In the world of Digital Content Distribution, battle lines are being drawn and companies are starting to shoot salvos across the bows of each other. At the AAP General Annual Meeting, representatives from Adobe, and Microsoft had their moments at the podium, and just a few blocks away, Google was making all kinds of noise as well.
At the AAP meeting, Bruce Chizen, CEO of Adobe, was asked about what kept him up at night. His response was “Microsoft, Microsoft, Microsoft, and, ah… Microsoft”. He went on to explain that Microsoft was this $50 Billion behemoth who might see that Adobe was starting to eat their lunch when it came to some of the products they were offering. Adobe, is a $3 Billion company whose products can be found on virtually every personal computer in the world. I thought that he was going to say that he was worried Microsoft would just outright purchase Adobe, but he didn’t.
What Bruce did go on to say was that Google serves as an enormous “heat shield” that distracts Microsoft from worrying about Adobe, and that allows him some measure of rest at night.
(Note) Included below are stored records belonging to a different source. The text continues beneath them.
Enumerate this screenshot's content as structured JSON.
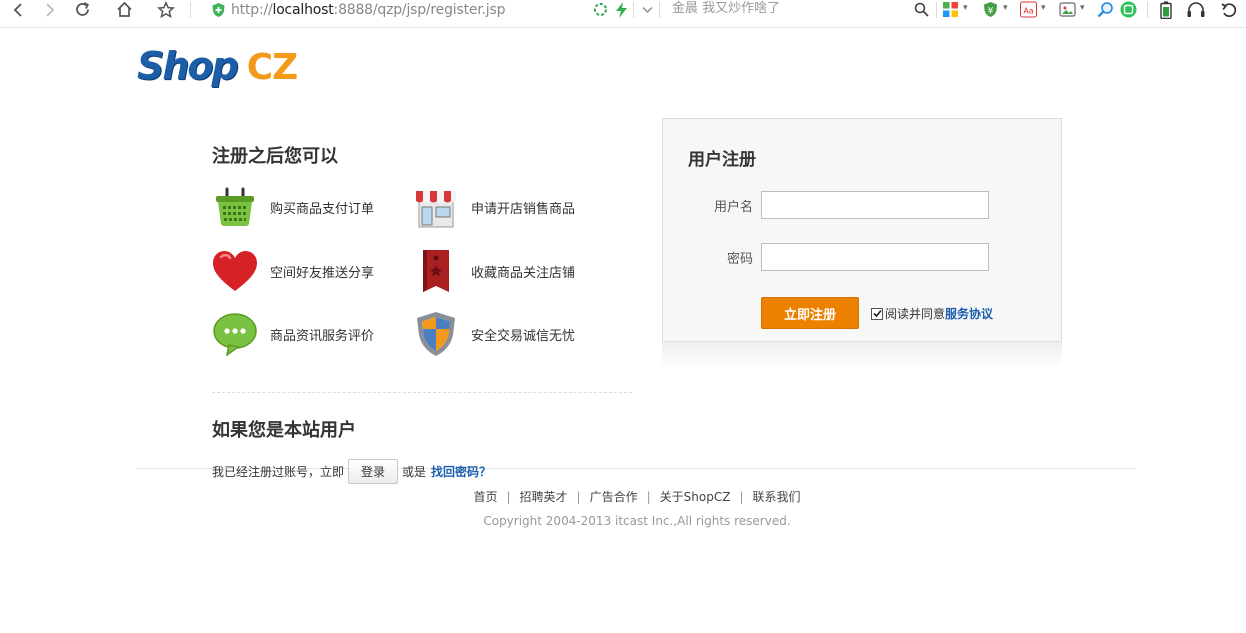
{
  "browser": {
    "url_prefix": "http://",
    "url_host": "localhost",
    "url_rest": ":8888/qzp/jsp/register.jsp",
    "search_placeholder": "金晨 我又炒作啥了"
  },
  "logo": {
    "shop": "Shop",
    "cz": "CZ"
  },
  "intro": {
    "title": "注册之后您可以",
    "features": [
      {
        "label": "购买商品支付订单",
        "icon": "basket-icon"
      },
      {
        "label": "申请开店销售商品",
        "icon": "store-icon"
      },
      {
        "label": "空间好友推送分享",
        "icon": "heart-icon"
      },
      {
        "label": "收藏商品关注店铺",
        "icon": "bookmark-icon"
      },
      {
        "label": "商品资讯服务评价",
        "icon": "chat-bubble-icon"
      },
      {
        "label": "安全交易诚信无忧",
        "icon": "shield-icon"
      }
    ]
  },
  "existing_user": {
    "title": "如果您是本站用户",
    "prefix": "我已经注册过账号，立即",
    "login_button": "登录",
    "or": "或是",
    "forgot_link": "找回密码？"
  },
  "register": {
    "title": "用户注册",
    "username_label": "用户名",
    "username_value": "",
    "password_label": "密码",
    "password_value": "",
    "submit_button": "立即注册",
    "agree_text": "阅读并同意",
    "agree_link": "服务协议",
    "agree_checked": true
  },
  "footer": {
    "links": [
      "首页",
      "招聘英才",
      "广告合作",
      "关于ShopCZ",
      "联系我们"
    ],
    "separator": "|",
    "copyright": "Copyright 2004-2013 itcast Inc.,All rights reserved."
  },
  "colors": {
    "accent_orange": "#ec8100",
    "link_blue": "#1d5fae",
    "logo_blue": "#1c5ea8",
    "logo_orange": "#f39a1a"
  }
}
Later in the day, Bruce’s comments were validated by Tom Rubin of Microsoft, (click this link for the full text of his speech) who was there to talk about the Live Book Search program. Tom repeatedly said that he wasn’t there to attack Google, but anyone in the audience could literally feel the antagonism coming from Mr. Rubin as the name ‘Google’ crossed his lips. His main argument was that Google pays no attention to the rights of copyright holders, while Microsoft does. He also slammed their business model by essentially saying that Google will take publishers content and essentially put ads around it to monetize that content. Microsoft says that their approach is more altruistic, working with publishers to jointly make money by facilitating the sales of both traditional books as well as e-books.
Meanwhile at the Book Business show (formerly known as BookTech), Jim Gerber of Google was trashing Microsoft. I wasn’t there for that one, but as I understand it the gist is that Google feels that they are bringing more visitors to a publishers books through their program than Microsoft, and it isn’t costing the publisher a penny. This was covered in PW and Publishers Lunch.
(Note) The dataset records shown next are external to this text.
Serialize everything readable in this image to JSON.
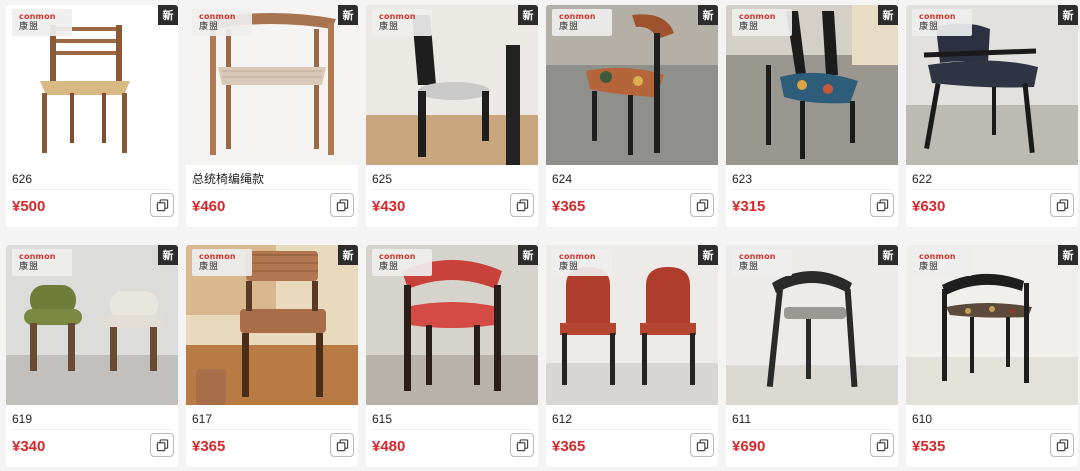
{
  "brand": {
    "logo_text": "conmon",
    "logo_cn": "康盟"
  },
  "new_badge": "新",
  "cart_icon": "copy-to-cart-icon",
  "products": [
    {
      "name": "626",
      "price": "¥500",
      "image": "natural-wood-rope-chair"
    },
    {
      "name": "总统椅编绳款",
      "price": "¥460",
      "image": "presidential-armchair-rope"
    },
    {
      "name": "625",
      "price": "¥430",
      "image": "black-highback-chair"
    },
    {
      "name": "624",
      "price": "¥365",
      "image": "floral-upholstered-chair"
    },
    {
      "name": "623",
      "price": "¥315",
      "image": "black-frame-blue-seat-chair"
    },
    {
      "name": "622",
      "price": "¥630",
      "image": "black-armchair"
    },
    {
      "name": "619",
      "price": "¥340",
      "image": "green-white-round-chairs"
    },
    {
      "name": "617",
      "price": "¥365",
      "image": "houndstooth-walnut-chair"
    },
    {
      "name": "615",
      "price": "¥480",
      "image": "red-curved-armchair"
    },
    {
      "name": "612",
      "price": "¥365",
      "image": "red-arched-back-chairs"
    },
    {
      "name": "611",
      "price": "¥690",
      "image": "black-minimal-armchair"
    },
    {
      "name": "610",
      "price": "¥535",
      "image": "black-patterned-seat-armchair"
    }
  ]
}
In a world where publishers are going to have to deal with all of these companies, and also Amazon, and Yahoo! when it comes to distributing their content, none of this cross-town bickering bodes well. In order to deal with them all, some semblance of data transmission standards will need to be in place, but from the looks of things, it doesn’t appear that we’ll be able to get most of these folks around the same table.